- [TASK ITEM] Work out how many lines below hold the string "JSON" and state only that figure.

- [STORED DATA]
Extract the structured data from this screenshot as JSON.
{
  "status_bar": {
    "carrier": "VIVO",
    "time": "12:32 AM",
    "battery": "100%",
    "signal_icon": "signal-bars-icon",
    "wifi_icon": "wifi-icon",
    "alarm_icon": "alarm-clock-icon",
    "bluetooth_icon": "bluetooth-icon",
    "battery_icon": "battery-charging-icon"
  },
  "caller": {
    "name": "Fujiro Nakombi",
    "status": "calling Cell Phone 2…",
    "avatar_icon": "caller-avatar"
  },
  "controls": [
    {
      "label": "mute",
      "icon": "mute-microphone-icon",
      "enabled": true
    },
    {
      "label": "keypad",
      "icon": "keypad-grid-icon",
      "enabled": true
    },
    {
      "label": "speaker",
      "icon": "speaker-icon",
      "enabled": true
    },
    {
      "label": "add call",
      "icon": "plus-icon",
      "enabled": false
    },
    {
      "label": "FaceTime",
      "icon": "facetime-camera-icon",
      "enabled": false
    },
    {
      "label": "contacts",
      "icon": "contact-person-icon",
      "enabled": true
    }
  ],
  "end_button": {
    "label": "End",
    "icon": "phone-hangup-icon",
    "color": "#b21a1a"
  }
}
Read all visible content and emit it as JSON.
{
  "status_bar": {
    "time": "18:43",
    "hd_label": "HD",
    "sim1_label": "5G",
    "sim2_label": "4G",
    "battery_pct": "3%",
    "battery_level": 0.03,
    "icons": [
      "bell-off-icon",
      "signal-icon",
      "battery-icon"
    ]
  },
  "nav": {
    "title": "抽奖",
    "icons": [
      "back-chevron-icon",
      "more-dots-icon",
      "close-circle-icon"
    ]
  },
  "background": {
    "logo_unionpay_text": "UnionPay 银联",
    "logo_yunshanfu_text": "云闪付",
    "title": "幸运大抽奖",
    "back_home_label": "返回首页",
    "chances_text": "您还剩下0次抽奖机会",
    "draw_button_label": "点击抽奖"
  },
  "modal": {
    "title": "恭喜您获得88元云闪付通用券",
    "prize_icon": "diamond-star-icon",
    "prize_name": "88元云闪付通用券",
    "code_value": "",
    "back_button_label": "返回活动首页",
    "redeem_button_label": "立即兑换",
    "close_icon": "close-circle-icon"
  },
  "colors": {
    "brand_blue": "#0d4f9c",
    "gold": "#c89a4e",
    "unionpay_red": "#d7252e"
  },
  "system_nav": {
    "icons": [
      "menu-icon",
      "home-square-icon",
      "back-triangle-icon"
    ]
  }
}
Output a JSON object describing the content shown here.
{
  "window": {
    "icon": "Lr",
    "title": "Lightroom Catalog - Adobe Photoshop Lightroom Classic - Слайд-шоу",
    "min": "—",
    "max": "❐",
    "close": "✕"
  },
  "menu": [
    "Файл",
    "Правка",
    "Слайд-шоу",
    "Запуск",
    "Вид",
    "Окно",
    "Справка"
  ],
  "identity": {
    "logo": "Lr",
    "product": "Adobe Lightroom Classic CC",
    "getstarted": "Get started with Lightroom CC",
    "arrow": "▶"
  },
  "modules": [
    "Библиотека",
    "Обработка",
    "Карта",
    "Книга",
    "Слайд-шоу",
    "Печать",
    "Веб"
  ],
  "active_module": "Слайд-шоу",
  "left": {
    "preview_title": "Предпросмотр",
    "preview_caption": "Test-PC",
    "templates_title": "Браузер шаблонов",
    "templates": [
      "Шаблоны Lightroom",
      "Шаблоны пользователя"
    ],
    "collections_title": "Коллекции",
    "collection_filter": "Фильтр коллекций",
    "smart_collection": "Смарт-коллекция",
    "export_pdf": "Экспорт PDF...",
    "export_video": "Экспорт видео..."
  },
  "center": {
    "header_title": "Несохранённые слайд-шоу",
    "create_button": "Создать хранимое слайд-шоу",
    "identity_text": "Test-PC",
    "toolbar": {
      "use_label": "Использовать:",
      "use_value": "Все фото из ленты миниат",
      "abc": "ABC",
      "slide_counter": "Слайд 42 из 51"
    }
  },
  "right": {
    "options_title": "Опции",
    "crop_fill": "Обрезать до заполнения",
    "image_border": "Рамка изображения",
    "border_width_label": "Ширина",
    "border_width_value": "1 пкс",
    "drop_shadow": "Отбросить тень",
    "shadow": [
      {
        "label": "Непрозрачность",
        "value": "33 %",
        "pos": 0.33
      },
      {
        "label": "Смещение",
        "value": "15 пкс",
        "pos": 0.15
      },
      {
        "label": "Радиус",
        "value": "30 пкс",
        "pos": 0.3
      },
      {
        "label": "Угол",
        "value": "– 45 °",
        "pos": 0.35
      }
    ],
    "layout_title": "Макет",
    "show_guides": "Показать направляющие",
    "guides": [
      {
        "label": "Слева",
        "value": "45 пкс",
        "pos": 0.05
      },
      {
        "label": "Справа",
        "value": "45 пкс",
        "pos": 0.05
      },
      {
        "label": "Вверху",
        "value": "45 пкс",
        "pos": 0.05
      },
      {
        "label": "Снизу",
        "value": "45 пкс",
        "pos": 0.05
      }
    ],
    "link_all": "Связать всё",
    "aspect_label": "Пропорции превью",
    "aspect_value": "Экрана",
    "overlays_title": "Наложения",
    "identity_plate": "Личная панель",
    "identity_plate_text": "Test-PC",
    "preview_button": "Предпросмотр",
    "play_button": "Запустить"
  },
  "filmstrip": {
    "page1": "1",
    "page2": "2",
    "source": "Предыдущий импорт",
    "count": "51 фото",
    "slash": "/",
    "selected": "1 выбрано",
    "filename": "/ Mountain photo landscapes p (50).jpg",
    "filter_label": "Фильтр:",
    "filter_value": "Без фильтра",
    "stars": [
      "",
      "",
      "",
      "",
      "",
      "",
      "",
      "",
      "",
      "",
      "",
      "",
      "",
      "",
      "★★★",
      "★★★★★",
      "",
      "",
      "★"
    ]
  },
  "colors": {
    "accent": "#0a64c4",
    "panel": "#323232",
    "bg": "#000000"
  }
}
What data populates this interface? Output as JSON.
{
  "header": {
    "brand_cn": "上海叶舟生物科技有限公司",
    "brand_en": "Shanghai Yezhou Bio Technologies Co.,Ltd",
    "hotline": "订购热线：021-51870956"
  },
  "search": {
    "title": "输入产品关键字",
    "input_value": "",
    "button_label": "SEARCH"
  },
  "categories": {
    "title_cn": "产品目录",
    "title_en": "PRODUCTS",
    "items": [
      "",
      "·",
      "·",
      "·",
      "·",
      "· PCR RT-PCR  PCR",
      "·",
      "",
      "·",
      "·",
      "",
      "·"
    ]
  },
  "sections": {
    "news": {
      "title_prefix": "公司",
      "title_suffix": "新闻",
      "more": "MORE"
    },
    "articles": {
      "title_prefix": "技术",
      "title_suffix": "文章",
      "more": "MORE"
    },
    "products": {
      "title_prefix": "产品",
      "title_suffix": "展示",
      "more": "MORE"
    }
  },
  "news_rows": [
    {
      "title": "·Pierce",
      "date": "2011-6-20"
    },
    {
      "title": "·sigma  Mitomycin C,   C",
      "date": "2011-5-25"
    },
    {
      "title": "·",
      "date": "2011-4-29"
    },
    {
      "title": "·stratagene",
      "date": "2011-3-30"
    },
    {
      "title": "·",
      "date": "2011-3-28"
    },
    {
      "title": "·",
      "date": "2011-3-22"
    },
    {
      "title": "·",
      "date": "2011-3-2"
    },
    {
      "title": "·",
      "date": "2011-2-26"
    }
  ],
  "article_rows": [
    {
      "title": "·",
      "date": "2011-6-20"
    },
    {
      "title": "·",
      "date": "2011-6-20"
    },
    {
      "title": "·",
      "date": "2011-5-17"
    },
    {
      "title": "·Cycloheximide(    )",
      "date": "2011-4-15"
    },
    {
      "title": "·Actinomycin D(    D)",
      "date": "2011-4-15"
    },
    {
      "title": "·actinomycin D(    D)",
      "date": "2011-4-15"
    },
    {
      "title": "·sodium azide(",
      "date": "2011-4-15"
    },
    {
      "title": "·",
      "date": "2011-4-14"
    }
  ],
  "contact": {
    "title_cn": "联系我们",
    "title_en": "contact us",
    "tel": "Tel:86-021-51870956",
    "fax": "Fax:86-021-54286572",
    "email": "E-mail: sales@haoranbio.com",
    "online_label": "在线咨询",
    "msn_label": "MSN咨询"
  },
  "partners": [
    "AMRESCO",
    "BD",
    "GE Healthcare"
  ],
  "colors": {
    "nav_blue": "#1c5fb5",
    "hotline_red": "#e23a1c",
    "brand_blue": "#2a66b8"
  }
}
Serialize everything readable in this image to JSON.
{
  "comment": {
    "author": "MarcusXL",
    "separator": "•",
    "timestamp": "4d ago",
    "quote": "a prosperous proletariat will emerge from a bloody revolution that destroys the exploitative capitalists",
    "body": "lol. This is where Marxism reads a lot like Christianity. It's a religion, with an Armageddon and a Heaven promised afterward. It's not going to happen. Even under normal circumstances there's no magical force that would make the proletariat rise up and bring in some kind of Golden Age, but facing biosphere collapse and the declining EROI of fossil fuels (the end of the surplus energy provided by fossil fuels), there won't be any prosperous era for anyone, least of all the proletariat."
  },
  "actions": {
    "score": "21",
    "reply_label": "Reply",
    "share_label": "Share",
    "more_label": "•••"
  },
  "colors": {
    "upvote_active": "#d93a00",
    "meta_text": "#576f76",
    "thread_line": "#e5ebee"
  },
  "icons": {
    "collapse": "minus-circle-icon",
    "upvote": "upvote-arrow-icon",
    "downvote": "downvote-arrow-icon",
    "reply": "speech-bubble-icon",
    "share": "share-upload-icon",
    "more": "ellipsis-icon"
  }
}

- [SOLUTION TO THIS PROBLEM] 5